◆ **What is required**
Could you return every line of the material that contains the word "icon"?
-- Extracted entries follows --
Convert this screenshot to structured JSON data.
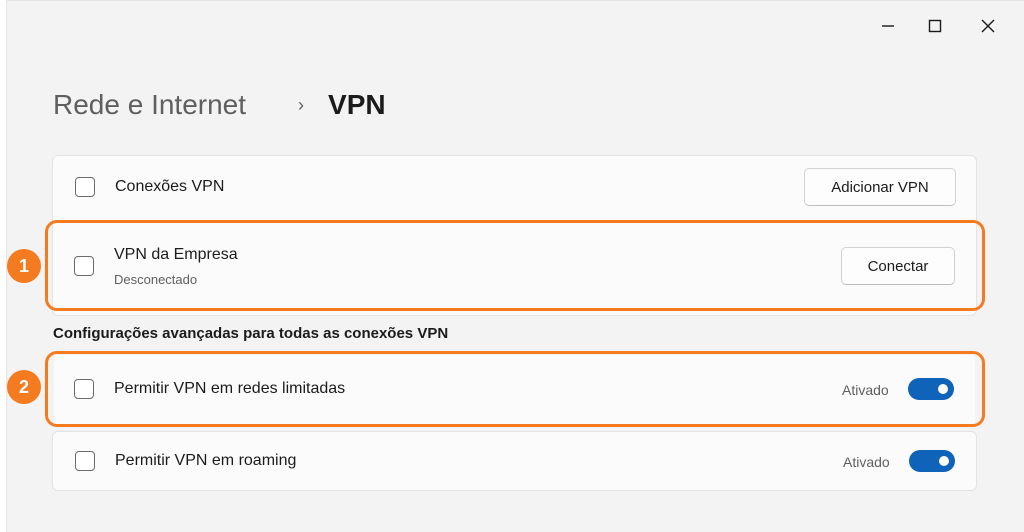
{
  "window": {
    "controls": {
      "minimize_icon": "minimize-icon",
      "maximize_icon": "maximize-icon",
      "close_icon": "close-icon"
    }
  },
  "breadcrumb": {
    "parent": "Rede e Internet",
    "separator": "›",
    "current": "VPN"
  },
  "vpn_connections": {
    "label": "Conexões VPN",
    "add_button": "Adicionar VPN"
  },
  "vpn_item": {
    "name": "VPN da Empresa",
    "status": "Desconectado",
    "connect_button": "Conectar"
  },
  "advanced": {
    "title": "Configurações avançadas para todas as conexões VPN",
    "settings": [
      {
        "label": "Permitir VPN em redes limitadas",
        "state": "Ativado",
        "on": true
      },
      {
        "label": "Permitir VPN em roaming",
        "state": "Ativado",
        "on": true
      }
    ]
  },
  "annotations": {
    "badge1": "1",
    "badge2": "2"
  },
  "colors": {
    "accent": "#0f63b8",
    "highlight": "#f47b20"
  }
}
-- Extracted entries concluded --
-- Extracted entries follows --
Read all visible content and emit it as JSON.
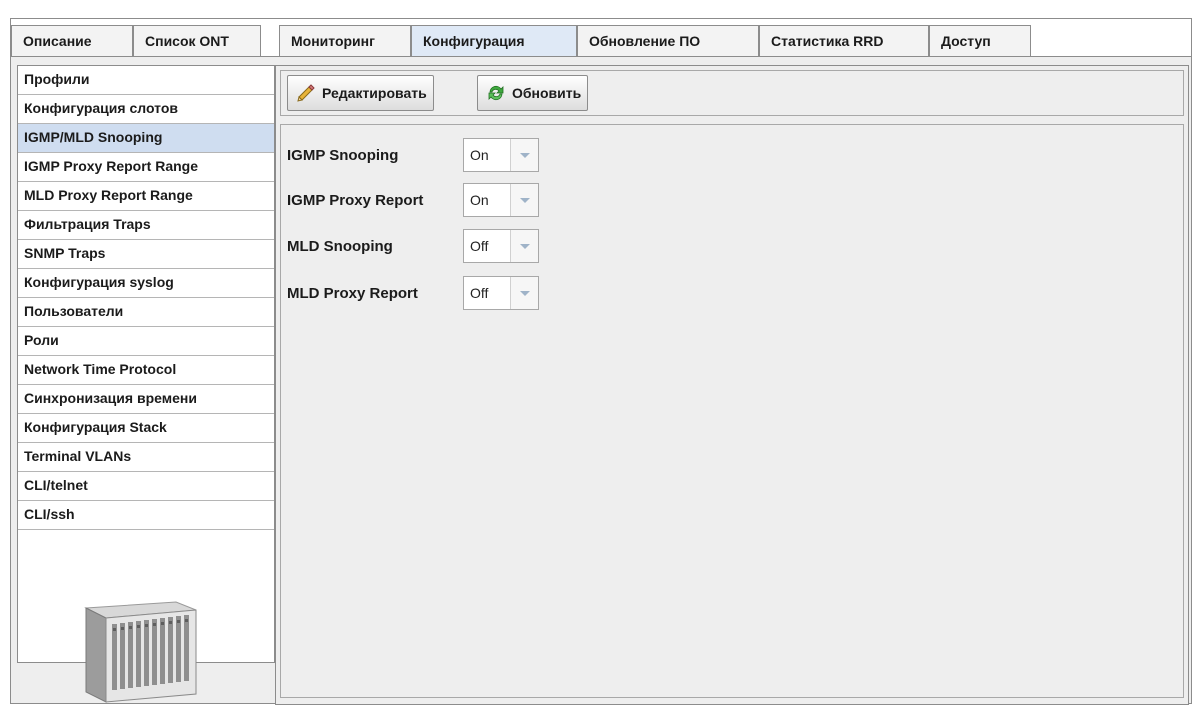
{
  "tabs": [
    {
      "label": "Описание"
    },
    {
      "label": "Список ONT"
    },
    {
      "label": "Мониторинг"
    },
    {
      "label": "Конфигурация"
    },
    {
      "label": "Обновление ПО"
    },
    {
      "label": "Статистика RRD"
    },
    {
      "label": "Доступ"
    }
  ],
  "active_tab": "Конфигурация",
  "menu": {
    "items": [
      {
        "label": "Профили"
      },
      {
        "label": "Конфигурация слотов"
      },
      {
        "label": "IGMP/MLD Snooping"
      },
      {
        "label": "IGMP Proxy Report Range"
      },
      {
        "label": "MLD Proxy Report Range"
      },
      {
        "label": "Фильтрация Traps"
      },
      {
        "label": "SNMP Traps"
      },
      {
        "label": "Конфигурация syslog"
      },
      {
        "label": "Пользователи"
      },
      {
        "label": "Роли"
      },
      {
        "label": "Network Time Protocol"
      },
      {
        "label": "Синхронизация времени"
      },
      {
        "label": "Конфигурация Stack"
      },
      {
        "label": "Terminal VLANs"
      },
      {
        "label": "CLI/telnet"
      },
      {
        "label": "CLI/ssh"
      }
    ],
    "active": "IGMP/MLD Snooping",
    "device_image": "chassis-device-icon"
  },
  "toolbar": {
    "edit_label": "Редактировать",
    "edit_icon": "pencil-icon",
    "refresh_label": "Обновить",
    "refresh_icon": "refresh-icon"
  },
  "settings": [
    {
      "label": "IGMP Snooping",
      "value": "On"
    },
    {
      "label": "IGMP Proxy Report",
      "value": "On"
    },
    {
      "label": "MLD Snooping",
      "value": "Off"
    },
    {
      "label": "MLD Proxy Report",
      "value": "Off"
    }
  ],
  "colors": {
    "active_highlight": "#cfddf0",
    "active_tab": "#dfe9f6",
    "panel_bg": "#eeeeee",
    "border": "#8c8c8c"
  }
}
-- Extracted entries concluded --
◆ **Written solution**
      "minimize_icon": "minimize-icon",
      "maximize_icon": "maximize-icon",
      "close_icon": "close-icon"
    "device_image": "chassis-device-icon"
    "edit_icon": "pencil-icon",
    "refresh_icon": "refresh-icon"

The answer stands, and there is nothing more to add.